Here is an article from the Times Argus titled, "Vermonters Create Movement from Roots", by one of Silvia's good friends who is rooted in Marshfield, VT. It explains what the Rooted in Vermont social media campaign is all about. We hope it may provoke you to think about how you define your Foodshed and ability to purchase regionally, and perhaps share how you are "rooted in Vermont" and of your connection to Wildstone Farm. Galbraith also wrote a great article in Vermont's Local Banquet titled "Neighbors to the North- a Plethora of Produce", that got us thinking about defining our Foodshed with more of a regional perspective.
As small, organic farmers we also try to support our other local farmers and producers. Sometimes it is hard to be able to afford to keep your purchases local, but we believe it can be possible with a bit of creativity. We are very thankful for some programs like Hoosac Harvest, which help to subsidize a few of our Community Supported Agriculture (CSA) shares in the Northern Berkshires to make them more affordable to some families.

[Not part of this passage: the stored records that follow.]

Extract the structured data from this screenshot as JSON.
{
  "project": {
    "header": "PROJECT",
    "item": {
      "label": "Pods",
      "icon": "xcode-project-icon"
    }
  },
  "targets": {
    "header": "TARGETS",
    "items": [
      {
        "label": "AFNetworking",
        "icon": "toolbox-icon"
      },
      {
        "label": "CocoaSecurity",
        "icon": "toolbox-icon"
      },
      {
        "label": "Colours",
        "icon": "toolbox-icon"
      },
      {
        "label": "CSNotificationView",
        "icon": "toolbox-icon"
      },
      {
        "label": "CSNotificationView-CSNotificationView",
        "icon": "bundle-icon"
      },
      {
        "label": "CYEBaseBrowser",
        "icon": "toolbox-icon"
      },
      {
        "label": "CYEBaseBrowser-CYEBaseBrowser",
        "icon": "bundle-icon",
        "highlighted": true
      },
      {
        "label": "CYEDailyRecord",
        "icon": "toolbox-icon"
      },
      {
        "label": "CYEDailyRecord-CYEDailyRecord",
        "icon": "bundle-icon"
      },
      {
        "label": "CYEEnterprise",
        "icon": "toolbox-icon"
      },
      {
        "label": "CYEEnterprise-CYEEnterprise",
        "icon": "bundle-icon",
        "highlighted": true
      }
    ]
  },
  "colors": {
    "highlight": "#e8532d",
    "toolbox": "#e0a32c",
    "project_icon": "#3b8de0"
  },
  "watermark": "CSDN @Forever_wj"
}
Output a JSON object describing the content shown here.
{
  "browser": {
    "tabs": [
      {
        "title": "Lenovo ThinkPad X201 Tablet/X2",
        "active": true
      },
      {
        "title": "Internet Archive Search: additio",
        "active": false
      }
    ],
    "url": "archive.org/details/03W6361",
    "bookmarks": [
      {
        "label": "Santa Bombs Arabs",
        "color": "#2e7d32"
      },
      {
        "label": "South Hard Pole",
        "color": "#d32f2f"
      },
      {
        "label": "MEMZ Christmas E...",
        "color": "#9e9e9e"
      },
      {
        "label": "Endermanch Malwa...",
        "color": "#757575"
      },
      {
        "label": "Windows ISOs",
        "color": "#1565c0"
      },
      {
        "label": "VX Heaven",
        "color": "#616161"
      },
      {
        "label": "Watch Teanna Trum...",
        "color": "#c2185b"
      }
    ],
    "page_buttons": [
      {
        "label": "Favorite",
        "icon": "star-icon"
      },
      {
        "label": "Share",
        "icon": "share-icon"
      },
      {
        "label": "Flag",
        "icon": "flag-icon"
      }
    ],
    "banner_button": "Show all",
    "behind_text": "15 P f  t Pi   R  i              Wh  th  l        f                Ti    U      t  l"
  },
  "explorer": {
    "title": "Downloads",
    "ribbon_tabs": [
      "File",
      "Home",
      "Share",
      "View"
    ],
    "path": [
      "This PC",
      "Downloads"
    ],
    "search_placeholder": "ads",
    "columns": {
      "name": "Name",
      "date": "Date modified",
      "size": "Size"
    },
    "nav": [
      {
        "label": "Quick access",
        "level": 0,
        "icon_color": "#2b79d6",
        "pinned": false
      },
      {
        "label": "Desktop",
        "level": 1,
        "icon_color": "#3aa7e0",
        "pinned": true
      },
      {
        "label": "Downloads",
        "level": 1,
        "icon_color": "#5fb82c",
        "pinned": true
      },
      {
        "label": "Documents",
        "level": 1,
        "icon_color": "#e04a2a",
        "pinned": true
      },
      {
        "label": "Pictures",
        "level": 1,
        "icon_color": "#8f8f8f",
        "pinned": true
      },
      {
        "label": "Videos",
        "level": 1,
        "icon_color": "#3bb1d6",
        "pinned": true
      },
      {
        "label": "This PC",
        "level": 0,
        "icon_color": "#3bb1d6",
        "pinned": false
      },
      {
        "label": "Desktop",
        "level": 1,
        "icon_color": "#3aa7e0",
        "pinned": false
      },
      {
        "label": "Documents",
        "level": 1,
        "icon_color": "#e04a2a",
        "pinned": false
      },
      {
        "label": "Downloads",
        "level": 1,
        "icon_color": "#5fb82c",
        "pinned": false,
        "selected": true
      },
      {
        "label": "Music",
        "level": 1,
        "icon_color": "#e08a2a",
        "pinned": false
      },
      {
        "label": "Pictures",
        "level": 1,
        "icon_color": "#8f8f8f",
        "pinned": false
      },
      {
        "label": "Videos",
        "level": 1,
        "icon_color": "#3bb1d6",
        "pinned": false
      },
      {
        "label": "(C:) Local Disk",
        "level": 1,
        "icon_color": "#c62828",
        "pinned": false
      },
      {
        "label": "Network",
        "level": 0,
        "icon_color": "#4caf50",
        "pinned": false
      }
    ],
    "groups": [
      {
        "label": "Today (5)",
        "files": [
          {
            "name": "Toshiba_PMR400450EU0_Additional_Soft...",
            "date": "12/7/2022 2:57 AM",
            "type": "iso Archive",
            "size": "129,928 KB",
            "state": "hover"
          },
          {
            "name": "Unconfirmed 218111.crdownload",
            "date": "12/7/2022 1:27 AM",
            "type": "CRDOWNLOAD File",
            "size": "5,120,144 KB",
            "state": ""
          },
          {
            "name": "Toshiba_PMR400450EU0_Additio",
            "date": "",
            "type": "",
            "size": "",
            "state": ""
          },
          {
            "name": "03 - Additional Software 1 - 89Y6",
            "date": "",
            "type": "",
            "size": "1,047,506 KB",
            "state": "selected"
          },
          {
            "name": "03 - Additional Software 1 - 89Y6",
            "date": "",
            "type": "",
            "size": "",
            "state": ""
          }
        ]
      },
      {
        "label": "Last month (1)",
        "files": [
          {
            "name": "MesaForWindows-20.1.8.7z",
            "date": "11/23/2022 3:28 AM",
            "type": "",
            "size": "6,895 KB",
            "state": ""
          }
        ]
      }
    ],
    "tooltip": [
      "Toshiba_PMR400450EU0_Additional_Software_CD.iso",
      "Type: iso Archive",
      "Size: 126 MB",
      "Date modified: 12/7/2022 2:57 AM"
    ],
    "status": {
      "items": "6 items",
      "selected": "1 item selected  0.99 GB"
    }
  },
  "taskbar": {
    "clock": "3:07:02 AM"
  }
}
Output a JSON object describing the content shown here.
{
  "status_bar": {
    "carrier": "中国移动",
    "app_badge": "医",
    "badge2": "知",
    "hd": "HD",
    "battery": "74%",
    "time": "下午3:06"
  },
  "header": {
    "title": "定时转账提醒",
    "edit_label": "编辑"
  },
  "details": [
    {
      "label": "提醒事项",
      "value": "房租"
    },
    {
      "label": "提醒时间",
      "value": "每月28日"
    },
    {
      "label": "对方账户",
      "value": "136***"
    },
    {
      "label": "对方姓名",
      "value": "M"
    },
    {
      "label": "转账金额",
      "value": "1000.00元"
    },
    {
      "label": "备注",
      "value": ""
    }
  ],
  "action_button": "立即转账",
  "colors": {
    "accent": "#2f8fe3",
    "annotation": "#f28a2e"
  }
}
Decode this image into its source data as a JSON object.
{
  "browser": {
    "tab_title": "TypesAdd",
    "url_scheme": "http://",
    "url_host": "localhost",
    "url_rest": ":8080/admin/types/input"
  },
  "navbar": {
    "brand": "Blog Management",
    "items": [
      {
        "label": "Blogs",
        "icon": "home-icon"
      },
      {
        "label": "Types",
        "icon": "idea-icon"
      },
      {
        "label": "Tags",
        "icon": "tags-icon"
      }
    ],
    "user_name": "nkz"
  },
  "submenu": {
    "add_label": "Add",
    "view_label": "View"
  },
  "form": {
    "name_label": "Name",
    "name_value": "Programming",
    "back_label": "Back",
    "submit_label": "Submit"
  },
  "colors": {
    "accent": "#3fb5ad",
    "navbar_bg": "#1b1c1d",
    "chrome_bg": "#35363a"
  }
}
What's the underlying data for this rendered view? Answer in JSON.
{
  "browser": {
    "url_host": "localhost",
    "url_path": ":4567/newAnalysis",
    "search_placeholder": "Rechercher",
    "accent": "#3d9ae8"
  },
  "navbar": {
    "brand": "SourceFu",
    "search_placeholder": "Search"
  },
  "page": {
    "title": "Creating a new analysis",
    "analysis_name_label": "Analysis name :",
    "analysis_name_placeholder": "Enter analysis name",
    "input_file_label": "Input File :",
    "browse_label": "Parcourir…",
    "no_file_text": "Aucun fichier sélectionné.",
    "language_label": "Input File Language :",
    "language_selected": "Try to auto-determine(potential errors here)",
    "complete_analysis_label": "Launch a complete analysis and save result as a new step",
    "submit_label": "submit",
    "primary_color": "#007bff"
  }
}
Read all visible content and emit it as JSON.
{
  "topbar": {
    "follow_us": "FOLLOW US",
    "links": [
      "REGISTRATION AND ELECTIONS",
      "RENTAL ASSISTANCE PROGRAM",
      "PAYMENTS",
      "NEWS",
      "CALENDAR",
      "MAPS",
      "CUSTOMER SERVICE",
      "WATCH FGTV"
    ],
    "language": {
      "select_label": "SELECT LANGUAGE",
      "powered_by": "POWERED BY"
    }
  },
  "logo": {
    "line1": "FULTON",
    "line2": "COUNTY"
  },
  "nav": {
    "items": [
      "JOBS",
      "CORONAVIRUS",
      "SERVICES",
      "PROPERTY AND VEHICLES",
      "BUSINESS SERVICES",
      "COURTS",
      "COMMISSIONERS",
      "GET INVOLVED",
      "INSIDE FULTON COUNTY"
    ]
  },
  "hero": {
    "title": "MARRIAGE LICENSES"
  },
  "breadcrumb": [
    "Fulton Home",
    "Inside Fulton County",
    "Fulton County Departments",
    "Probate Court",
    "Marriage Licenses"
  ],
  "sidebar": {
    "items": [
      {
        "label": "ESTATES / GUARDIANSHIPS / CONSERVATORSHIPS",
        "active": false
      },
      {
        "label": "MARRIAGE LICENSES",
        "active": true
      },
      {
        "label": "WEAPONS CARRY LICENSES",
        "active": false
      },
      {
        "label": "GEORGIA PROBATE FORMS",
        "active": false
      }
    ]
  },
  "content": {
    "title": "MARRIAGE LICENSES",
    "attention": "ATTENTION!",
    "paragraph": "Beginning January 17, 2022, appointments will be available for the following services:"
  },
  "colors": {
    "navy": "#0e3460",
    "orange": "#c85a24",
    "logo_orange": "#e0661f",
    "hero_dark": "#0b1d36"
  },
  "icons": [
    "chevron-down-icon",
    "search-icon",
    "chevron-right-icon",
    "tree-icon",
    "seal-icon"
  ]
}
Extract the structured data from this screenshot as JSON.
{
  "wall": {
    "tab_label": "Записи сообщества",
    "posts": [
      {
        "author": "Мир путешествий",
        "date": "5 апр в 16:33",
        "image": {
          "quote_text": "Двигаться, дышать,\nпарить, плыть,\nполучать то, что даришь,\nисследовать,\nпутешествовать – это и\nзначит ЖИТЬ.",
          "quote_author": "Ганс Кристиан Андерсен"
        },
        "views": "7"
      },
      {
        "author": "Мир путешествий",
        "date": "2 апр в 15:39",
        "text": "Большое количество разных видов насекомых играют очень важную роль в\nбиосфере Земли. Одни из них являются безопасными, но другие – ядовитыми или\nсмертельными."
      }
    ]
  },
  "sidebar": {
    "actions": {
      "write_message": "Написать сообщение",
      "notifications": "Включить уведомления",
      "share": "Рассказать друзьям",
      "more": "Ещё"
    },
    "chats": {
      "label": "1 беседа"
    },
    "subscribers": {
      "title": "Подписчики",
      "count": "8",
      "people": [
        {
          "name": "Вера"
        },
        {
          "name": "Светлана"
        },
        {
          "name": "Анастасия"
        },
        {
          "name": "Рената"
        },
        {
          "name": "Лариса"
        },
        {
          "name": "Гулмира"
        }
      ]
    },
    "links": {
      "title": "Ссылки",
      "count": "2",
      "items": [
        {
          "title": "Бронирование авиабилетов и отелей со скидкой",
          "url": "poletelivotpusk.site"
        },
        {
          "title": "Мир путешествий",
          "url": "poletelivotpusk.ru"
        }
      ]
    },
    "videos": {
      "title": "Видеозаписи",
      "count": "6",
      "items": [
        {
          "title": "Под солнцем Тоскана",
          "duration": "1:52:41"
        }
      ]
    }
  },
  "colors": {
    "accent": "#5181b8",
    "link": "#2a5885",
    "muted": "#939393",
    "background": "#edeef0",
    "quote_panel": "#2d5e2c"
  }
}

We ask you to keep your food purchases regional and consider joining one of our CSA shares in Southern Vermont or the Northern Berkshires (Williamstown and North Adams area). Perhaps go over the amount of money you may spend on produce at your grocer and figure out what that cost breakdown is. Do you overbuy produce and it goes to waste? Read our CSA page and offerings and see what may work for you. Maybe split a share with a friend if you're away some of summer or think a share is too large for you. Those joining the Northern Berkshires CSA Shares will have more ability, like our Farmers' Market CSA Shareholders, to customize a bit more of what you want in your Sharebox! A win-win!
Still on the fence? Read this article, "How to Eat Organic Veggies for Less than $10 a Week: Join a CSA", by The Penny Hoarder. We do hope you'll join our Wildstone Farm CSA this season!
Find Wildstone Farm on Instagram: Wildstone_farm_vt
"Local has become a buzzword around food these days, as consumers strive to purchase ever-increasing portions of their shopping list from local food sources...They’re [consumers] also driven to know the person who grew their food and keep their food dollars circulating among neighbors.
But Perreault points out that many Vermonters have always eaten locally sourced food, even before it became popular because raising and growing their own food was the only economical choice." - from "Vermonters Create Movement From the Roots" article by Sarah Galbraith in the the Times Argus